[Web page and app entries]
* * * * * * * * *
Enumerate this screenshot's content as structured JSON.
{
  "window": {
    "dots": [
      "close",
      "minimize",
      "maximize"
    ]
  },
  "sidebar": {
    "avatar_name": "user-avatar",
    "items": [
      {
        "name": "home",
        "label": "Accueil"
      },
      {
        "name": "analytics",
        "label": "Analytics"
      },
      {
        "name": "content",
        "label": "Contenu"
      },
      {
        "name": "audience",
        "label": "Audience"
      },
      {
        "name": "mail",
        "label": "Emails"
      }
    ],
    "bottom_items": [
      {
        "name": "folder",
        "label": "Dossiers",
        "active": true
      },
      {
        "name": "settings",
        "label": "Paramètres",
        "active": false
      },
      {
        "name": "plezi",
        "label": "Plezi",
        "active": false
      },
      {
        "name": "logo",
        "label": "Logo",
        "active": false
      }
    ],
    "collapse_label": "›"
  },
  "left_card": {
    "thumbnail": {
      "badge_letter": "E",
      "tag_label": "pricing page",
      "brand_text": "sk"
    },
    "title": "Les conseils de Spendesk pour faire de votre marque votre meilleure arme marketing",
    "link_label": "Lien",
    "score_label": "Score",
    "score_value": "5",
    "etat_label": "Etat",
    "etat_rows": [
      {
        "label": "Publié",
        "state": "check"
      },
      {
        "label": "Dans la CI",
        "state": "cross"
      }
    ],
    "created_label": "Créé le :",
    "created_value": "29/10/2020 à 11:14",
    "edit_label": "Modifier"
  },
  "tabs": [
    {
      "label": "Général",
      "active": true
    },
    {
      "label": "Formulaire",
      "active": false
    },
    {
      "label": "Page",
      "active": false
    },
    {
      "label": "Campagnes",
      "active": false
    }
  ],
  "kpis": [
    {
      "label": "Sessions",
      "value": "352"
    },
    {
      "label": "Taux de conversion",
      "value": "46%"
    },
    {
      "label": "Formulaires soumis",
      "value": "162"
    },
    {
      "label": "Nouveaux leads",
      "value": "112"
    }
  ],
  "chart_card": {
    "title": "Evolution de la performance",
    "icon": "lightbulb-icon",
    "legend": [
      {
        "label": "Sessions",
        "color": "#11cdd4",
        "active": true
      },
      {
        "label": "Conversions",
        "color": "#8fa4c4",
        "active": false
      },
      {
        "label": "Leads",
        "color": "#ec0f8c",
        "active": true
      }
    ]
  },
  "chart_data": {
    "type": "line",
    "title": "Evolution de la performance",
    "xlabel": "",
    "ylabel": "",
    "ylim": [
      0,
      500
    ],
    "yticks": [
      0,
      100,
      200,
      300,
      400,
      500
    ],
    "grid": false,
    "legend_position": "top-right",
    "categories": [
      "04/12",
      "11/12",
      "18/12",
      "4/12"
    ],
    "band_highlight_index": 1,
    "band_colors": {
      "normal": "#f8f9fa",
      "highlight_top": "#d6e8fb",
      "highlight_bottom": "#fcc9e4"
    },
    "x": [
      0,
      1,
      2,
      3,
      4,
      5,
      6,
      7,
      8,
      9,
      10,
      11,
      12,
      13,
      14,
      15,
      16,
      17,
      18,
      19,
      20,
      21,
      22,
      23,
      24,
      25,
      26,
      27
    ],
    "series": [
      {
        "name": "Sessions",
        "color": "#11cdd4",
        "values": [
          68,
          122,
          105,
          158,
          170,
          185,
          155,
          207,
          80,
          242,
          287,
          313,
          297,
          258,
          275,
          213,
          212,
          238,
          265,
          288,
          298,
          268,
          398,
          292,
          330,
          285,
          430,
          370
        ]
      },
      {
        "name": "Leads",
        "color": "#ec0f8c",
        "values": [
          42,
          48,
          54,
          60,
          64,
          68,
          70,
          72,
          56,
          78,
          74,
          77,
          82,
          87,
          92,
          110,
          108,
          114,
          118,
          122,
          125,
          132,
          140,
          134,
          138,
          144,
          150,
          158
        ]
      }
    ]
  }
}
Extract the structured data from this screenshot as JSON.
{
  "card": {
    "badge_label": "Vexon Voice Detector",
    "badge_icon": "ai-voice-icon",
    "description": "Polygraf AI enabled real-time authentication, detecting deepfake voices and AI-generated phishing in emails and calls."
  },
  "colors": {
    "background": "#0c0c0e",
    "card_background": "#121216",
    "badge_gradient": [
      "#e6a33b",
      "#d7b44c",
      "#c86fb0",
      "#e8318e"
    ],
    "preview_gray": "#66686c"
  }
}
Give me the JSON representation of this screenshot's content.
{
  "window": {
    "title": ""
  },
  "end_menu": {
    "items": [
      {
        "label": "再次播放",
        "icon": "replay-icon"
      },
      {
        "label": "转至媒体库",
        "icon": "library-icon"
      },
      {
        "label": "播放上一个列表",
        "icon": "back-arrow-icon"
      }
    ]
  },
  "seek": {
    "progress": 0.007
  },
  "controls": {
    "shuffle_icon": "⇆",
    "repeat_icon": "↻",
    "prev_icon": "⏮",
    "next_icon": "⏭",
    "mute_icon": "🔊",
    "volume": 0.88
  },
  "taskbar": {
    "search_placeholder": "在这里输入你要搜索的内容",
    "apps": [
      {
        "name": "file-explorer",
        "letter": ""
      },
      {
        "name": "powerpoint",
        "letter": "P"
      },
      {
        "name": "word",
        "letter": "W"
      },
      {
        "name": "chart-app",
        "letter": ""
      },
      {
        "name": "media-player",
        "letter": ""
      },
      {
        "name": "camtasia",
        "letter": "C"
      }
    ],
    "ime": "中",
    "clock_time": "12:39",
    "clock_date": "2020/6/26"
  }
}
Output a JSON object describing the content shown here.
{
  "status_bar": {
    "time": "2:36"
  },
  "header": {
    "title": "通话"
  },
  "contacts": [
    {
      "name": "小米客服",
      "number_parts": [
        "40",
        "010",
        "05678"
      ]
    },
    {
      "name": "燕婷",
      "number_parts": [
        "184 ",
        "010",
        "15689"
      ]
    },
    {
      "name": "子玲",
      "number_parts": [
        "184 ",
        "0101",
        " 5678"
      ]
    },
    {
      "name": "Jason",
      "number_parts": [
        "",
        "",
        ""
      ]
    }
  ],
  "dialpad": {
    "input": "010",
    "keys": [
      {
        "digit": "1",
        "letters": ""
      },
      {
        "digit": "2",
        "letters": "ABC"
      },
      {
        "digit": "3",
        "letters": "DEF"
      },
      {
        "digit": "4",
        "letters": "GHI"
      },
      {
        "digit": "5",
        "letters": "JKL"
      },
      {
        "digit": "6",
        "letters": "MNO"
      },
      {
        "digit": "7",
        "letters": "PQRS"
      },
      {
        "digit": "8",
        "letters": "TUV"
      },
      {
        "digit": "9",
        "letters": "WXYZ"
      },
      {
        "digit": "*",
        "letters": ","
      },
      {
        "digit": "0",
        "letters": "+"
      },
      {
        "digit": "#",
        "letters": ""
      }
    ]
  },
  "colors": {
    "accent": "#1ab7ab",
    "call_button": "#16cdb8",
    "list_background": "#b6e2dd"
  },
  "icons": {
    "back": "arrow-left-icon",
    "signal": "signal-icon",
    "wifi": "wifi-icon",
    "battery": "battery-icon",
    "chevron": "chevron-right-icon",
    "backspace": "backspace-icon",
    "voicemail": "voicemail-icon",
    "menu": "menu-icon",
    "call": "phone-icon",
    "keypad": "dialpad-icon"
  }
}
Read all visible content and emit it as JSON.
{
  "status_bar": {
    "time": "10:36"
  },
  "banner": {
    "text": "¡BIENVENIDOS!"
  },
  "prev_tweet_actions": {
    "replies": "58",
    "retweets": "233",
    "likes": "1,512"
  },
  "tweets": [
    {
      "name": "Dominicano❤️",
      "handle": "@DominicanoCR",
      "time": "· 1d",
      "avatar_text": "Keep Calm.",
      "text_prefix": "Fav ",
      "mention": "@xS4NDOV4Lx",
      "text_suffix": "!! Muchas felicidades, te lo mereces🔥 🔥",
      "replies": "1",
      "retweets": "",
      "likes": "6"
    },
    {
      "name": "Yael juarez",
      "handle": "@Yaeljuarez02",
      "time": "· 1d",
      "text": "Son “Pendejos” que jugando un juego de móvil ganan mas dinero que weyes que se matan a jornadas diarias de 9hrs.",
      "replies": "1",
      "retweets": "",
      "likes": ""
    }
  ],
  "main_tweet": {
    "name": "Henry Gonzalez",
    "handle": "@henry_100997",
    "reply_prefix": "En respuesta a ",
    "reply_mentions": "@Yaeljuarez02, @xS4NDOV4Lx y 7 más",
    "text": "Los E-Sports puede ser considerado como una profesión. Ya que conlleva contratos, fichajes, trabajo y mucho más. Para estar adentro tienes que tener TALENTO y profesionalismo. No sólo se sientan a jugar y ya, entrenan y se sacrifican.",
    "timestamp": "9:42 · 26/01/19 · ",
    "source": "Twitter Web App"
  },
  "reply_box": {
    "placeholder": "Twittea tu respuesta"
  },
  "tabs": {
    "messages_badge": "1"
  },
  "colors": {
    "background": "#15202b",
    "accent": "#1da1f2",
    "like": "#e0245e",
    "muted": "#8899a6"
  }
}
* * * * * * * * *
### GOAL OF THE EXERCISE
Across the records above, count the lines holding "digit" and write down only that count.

### RESPONSE TO THE EXERCISE
12